It seems to be the way of our society, and maybe there is some truth to it also, people who are single, all too often seem to be in conflict with their single hood and wish they were not single.
But, I have a theory that many people who are single for a length of time, are single because they actually deep down want to be, and need to be single.
For those who are afraid of being alone, it's not the hardest thing to find someone and then to shack up. You know who you are and you are most likely paired up already. These people can easily find someone to shack up with. You need not be good looking, attractive, rich, nice nor even kind to find a significant other.
What I am trying to say is that if you really wanted to get married, or get committed, or even just find a companion you would find someone to do it with pretty easily, if you weren't being that selective. What many people want or are looking for, is someone or some ideal that they have in their mind. There is a desire to be several things, and to have several things in their partner, and it's just a bit harder to find, and it's somewhat of a frustration, but there are the benefits too
The interesting thing is that these 'single' people I am referring to, are not afraid of being alone. They don't necessarily love it nor like it and may even catastrophize or generalize their single hood by saying things to themselves like, "I am not deserving of love," "I am unattractive," "I always pick the wrong girl/guy," or "I will be single forever," but deep down they'd rather be alone than settle down with someone just to be in a relationship.
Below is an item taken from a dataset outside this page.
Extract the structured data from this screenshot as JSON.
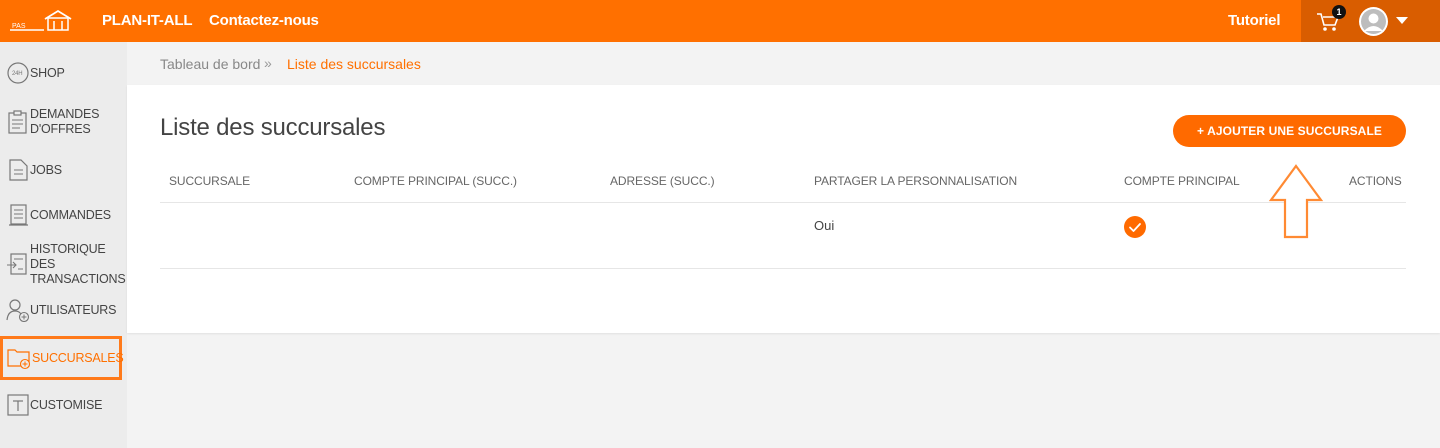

The point I am trying to make is to suggest that single hood should be embraced.
It's a good idea to acknowledge that you love being alone, that you love not answering to people, that you love your privacy, your freedom and your independence. These are all things you don't really want to give up, especially since we already know that many people sacrifice some or all of these things for love, for intimacy, for sex, for connection, for relationships.
Ideally, we wouldn't sacrifice anything, but our better minds keep warning us to tread lightly, for if we are not careful these gems of single hood can be taken away from us all too soon. Call us commitment-phobic, call it wild and free, call it whatever you will, in the end we like what we have, our juicy nuggets of singlehood, so much so that no one can really take it away. YET.
If you're single I want you to meditate on these 6 concepts.
Meditation, mindfulness and consciousness are a big part of what I like to teach in sexuality, and even if we are single, and not engaging in regular sexual activity, we can develop a a mindful focus that embraces who we are and helps us develop our connectivity to the world, through honesty and love.
1. Get rid of the idea that you are undeserving of love, or that you are unattractive, or that you will be single forever. These concepts suggest that you don't have a lot of control over your life, and that you are a victim. Instead, seize your life. I want you to list all the positive wonderful things in your day to day that you love about being single.
2. Recognize that you love those things about being single, and that you have chosen in this very instant to steer clear from the things which invade your solitude, your independence, and your single hood. Make a list of all the choices you have made in your single life, that got you to where you are today. Make sure you don't second guess your choices. You made them for a reason.
3. Open your mind to the idea of relationships. Think about previous relationships, think about what you did not like about them and what you did like about them. Write these down. Be sure to be fair.
4. Now, clear your mind from the negative, and be honest with yourself. What are your fears about getting into a relationship? Admit that you may have some, and write them down. Make a conscious effort to accept your fears, and sit with them. Meditate on your fears, think about them. Cry if needed. This is an important one. When we avoid acknowledging that which paralyzes it, it continues to control our lives.
5. Write down what would make your fears more tolerable. Is there something you can do to manage your fears, either in a relationship or out? What is holding you back?
6. Visualize you in 1 year, in 5 years. Who are you and how does someone else fit into that picture? Are you leaving enough room for someone else to enter in your life?
Sometimes we are ready to accept others into our lives, and sometimes we are not. Either place is okay. There is no wrong or right. Being single is a very acceptable way of life, and many people are quite happily single. There is a myth perpetuated that single people are not happy. This is not true. If you are single, there may be a possibility that you are not ready to share yourself with another person. You are the expert on your needs and on your life. Be honest with yourself and decide what part of being single you do like, and what part you would like to change, if any at all.
Mou is a Sex Therapist based in Los Angeles.